Segment Open

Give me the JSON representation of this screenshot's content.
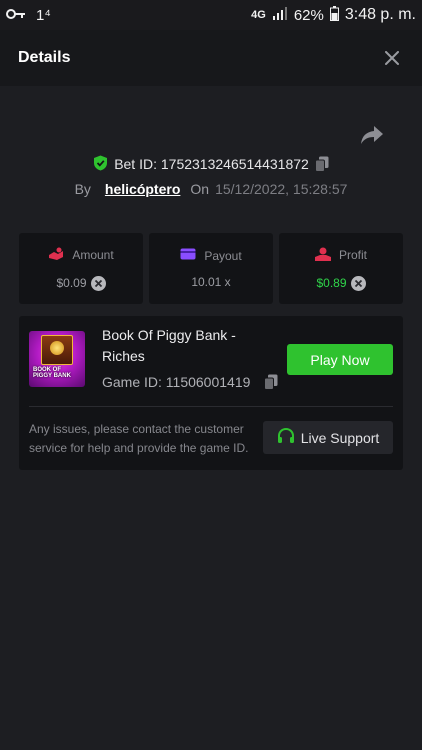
{
  "status_bar": {
    "left_text": "1⁴",
    "network": "4G",
    "battery": "62%",
    "time": "3:48 p. m."
  },
  "header": {
    "title": "Details"
  },
  "bet": {
    "id_label": "Bet ID: 1752313246514431872",
    "by_label": "By",
    "user": "helicóptero",
    "on_label": "On",
    "date": "15/12/2022, 15:28:57"
  },
  "stats": {
    "amount": {
      "label": "Amount",
      "value": "$0.09"
    },
    "payout": {
      "label": "Payout",
      "value": "10.01 x"
    },
    "profit": {
      "label": "Profit",
      "value": "$0.89"
    }
  },
  "game": {
    "name": "Book Of Piggy Bank - Riches",
    "id_label": "Game ID: 11506001419",
    "thumb_line1": "BOOK OF",
    "thumb_line2": "PIGGY BANK",
    "play_label": "Play Now"
  },
  "support": {
    "note": "Any issues, please contact the customer service for help and provide the game ID.",
    "button_label": "Live Support"
  },
  "colors": {
    "background": "#1d1e22",
    "accent_green": "#2fc22f",
    "profit_green": "#2fd44a",
    "amount_icon": "#e0304f",
    "payout_icon": "#8a4dff"
  },
  "icons": [
    "key-icon",
    "signal-icon",
    "battery-icon",
    "close-icon",
    "share-icon",
    "shield-icon",
    "copy-icon",
    "coins-icon",
    "card-icon",
    "hand-coin-icon",
    "headset-icon"
  ]
}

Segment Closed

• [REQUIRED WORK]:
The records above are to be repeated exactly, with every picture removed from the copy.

• [WRITTEN ANSWER]:
Give me the JSON representation of this screenshot's content.
{
  "status_bar": {
    "left_text": "1⁴",
    "network": "4G",
    "battery": "62%",
    "time": "3:48 p. m."
  },
  "header": {
    "title": "Details"
  },
  "bet": {
    "id_label": "Bet ID: 1752313246514431872",
    "by_label": "By",
    "user": "helicóptero",
    "on_label": "On",
    "date": "15/12/2022, 15:28:57"
  },
  "stats": {
    "amount": {
      "label": "Amount",
      "value": "$0.09"
    },
    "payout": {
      "label": "Payout",
      "value": "10.01 x"
    },
    "profit": {
      "label": "Profit",
      "value": "$0.89"
    }
  },
  "game": {
    "name": "Book Of Piggy Bank - Riches",
    "id_label": "Game ID: 11506001419",
    "thumb_line1": "BOOK OF",
    "thumb_line2": "PIGGY BANK",
    "play_label": "Play Now"
  },
  "support": {
    "note": "Any issues, please contact the customer service for help and provide the game ID.",
    "button_label": "Live Support"
  },
  "colors": {
    "background": "#1d1e22",
    "accent_green": "#2fc22f",
    "profit_green": "#2fd44a",
    "amount_icon": "#e0304f",
    "payout_icon": "#8a4dff"
  },
  "icons": [
    "key-icon",
    "signal-icon",
    "battery-icon",
    "close-icon",
    "share-icon",
    "shield-icon",
    "copy-icon",
    "coins-icon",
    "card-icon",
    "hand-coin-icon",
    "headset-icon"
  ]
}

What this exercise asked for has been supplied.